Provided material: Begin

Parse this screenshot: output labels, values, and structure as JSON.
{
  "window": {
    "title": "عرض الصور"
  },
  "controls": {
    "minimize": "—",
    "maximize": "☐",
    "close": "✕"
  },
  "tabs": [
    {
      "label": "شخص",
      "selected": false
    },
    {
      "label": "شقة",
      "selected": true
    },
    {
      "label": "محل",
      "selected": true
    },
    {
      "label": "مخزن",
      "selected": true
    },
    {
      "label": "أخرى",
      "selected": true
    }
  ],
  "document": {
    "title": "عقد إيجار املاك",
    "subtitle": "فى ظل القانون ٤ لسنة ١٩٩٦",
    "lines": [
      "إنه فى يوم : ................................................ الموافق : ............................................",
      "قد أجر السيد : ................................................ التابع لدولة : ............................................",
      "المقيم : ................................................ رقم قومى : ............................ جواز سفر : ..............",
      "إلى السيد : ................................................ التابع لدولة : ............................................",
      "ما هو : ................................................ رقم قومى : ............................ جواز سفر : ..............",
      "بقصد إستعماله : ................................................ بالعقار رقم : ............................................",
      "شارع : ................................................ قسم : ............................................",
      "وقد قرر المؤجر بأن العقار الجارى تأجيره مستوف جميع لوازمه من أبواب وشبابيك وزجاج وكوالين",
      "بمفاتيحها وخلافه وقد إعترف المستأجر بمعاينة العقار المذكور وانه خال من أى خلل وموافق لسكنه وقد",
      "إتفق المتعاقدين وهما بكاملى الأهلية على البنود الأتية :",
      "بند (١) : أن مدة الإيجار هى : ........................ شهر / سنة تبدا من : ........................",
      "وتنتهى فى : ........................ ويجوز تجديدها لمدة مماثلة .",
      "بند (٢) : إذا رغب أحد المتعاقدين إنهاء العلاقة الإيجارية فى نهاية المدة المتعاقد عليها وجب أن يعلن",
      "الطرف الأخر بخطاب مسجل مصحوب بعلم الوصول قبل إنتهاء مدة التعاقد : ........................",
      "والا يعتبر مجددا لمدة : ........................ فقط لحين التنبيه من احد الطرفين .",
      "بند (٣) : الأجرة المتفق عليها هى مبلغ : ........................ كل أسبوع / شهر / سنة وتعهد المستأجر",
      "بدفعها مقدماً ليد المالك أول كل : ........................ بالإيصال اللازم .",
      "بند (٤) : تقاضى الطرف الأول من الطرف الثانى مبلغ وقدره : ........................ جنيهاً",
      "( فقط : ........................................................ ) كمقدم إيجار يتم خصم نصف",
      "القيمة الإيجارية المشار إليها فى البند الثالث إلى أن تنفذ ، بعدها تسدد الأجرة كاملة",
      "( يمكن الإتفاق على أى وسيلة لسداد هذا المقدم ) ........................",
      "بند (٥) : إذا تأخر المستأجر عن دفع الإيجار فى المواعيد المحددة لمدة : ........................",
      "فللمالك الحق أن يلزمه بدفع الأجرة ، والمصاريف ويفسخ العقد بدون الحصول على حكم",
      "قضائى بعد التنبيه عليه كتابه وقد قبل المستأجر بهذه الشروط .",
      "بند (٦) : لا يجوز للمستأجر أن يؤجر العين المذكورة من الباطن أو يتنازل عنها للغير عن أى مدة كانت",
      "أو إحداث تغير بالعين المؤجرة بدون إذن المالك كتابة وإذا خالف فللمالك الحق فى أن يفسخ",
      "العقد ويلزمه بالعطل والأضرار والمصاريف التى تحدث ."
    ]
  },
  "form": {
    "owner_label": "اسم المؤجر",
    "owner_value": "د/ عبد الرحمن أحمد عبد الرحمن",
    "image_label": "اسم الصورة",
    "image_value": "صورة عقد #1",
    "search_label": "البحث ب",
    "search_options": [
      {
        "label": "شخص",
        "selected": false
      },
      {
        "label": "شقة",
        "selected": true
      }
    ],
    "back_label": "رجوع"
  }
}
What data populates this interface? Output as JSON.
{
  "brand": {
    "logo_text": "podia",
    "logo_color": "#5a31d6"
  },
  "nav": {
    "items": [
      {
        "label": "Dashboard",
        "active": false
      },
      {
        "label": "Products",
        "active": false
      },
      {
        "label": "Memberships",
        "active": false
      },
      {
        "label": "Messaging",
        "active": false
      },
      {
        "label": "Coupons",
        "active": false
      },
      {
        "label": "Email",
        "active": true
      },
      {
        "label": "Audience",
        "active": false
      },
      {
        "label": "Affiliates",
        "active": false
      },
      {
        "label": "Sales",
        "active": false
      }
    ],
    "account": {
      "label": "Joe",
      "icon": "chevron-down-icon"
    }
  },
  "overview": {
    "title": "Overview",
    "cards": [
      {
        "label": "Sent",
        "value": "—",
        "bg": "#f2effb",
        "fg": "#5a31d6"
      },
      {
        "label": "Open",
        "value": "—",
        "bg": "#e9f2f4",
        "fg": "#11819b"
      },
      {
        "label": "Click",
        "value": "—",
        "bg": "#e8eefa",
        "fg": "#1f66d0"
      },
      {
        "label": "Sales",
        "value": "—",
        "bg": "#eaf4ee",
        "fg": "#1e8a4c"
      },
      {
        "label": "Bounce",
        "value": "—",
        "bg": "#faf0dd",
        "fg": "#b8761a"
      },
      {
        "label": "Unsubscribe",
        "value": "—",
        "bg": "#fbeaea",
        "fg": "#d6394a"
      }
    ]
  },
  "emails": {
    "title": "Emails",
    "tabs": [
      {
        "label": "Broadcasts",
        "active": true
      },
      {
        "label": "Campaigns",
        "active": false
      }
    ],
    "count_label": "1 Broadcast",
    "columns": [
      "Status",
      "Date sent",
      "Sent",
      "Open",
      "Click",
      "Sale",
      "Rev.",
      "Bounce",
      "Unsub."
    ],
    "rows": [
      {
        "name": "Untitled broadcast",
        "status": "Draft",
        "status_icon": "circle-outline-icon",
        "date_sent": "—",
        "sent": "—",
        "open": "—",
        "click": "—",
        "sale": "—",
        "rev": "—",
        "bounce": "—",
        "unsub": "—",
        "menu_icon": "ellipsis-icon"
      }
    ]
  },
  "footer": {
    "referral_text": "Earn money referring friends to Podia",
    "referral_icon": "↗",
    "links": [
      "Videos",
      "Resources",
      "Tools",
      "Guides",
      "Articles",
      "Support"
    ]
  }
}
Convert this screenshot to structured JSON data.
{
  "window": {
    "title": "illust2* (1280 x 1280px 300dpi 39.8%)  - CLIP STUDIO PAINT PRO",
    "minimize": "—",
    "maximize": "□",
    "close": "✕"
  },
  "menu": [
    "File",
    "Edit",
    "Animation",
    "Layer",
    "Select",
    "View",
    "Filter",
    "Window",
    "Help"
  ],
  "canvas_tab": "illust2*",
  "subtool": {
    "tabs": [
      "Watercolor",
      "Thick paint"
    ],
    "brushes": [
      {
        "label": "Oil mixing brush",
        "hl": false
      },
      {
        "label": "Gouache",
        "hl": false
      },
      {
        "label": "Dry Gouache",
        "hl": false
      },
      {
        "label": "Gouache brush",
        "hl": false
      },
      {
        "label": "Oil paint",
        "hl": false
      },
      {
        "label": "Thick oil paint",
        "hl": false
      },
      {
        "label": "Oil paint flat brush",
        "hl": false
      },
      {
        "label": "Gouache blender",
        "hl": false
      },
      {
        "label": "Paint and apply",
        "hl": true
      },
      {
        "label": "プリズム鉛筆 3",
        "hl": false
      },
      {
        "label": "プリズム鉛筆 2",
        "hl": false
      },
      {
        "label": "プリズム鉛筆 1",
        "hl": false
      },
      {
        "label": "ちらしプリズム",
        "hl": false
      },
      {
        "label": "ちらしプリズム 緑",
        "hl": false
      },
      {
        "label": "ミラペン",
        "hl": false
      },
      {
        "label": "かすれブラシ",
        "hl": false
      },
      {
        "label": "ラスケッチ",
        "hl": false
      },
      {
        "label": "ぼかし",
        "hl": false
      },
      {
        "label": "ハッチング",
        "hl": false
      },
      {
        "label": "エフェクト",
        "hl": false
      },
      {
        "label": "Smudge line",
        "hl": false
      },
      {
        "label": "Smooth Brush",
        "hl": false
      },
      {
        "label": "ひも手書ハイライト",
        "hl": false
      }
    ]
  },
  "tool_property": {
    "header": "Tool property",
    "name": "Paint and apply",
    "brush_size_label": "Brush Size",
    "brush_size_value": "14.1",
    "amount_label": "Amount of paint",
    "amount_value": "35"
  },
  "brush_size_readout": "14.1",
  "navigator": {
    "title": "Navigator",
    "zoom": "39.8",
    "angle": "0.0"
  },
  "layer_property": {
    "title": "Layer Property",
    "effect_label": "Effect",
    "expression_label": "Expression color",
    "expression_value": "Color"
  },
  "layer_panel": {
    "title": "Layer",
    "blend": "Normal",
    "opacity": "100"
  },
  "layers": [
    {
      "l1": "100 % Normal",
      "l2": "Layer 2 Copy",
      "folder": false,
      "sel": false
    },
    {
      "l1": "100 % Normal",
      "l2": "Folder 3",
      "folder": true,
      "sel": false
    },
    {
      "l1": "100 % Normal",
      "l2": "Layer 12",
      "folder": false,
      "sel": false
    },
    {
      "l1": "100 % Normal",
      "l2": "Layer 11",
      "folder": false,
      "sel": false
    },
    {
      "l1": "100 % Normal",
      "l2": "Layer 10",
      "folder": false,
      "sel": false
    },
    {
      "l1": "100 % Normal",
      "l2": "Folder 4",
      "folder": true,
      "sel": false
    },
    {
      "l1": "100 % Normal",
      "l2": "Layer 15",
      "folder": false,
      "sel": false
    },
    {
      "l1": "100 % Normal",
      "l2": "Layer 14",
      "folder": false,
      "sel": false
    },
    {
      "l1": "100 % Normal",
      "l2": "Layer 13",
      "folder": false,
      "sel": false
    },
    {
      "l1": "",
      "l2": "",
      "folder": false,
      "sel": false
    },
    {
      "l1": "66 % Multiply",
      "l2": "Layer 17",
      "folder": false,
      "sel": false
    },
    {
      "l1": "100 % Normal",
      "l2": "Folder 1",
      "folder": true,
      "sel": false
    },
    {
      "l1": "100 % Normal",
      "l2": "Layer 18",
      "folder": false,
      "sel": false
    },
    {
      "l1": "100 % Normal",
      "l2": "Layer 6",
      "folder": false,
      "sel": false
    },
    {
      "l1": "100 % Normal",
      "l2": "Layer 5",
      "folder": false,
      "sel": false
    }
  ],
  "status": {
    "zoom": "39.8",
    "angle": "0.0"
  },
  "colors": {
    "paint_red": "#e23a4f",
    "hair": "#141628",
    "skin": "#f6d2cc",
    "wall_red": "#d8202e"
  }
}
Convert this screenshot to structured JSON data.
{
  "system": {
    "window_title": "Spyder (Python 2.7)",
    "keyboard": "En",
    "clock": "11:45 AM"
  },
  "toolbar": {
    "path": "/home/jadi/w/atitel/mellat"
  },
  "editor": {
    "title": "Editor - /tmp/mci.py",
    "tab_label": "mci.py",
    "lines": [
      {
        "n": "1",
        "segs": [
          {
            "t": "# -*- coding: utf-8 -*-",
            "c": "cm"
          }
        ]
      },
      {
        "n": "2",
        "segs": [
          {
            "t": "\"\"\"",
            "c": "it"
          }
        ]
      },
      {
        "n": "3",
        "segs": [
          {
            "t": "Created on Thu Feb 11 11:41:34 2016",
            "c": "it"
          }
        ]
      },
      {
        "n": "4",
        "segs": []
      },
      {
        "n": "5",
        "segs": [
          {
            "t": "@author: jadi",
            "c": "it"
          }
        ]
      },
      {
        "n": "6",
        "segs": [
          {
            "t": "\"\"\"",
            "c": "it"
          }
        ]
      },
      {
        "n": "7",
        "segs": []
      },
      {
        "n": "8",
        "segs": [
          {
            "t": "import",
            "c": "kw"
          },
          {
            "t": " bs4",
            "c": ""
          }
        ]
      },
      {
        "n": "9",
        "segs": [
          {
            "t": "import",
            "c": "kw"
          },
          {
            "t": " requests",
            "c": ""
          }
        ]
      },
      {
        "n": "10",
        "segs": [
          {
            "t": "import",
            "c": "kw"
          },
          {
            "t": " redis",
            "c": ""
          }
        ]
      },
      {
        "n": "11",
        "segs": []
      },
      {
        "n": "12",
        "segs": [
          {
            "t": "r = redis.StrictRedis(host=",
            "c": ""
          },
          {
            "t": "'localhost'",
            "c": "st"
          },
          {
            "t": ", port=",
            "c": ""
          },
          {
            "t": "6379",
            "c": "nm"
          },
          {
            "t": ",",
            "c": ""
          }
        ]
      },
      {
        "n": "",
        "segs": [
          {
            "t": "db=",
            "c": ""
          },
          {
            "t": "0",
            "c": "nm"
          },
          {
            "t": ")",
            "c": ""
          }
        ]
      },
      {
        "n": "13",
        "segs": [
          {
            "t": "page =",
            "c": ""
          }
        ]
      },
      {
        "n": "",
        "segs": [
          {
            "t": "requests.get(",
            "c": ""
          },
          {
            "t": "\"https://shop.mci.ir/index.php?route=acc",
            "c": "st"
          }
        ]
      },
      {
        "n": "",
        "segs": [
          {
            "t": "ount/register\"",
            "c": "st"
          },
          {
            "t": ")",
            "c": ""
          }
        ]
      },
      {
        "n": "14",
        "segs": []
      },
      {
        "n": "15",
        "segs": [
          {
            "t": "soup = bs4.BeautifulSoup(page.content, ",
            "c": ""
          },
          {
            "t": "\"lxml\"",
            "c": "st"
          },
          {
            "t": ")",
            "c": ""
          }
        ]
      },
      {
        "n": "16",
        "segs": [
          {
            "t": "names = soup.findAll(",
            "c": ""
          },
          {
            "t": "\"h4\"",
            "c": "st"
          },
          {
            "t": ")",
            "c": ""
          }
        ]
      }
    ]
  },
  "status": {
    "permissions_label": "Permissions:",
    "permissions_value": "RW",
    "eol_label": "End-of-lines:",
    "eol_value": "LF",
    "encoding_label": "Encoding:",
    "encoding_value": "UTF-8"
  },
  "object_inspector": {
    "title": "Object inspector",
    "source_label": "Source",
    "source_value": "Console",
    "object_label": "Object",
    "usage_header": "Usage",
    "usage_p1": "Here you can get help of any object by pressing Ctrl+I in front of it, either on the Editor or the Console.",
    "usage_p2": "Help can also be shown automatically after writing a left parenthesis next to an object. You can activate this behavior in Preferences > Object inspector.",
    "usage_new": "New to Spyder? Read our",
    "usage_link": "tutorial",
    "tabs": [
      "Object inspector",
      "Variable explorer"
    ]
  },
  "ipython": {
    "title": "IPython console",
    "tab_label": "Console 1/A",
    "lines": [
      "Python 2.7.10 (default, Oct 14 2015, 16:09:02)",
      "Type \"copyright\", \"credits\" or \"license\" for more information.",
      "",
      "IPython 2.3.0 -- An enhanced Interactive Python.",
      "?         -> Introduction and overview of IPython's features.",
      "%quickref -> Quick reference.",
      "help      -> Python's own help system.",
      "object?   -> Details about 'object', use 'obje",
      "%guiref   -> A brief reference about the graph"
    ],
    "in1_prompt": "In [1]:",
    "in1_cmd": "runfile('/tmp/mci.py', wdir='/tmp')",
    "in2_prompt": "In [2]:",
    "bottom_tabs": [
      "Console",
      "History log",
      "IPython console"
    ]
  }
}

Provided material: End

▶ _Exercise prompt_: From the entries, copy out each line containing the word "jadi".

▶ _Written answer_:
    "path": "/home/jadi/w/atitel/mellat"
            "t": "@author: jadi",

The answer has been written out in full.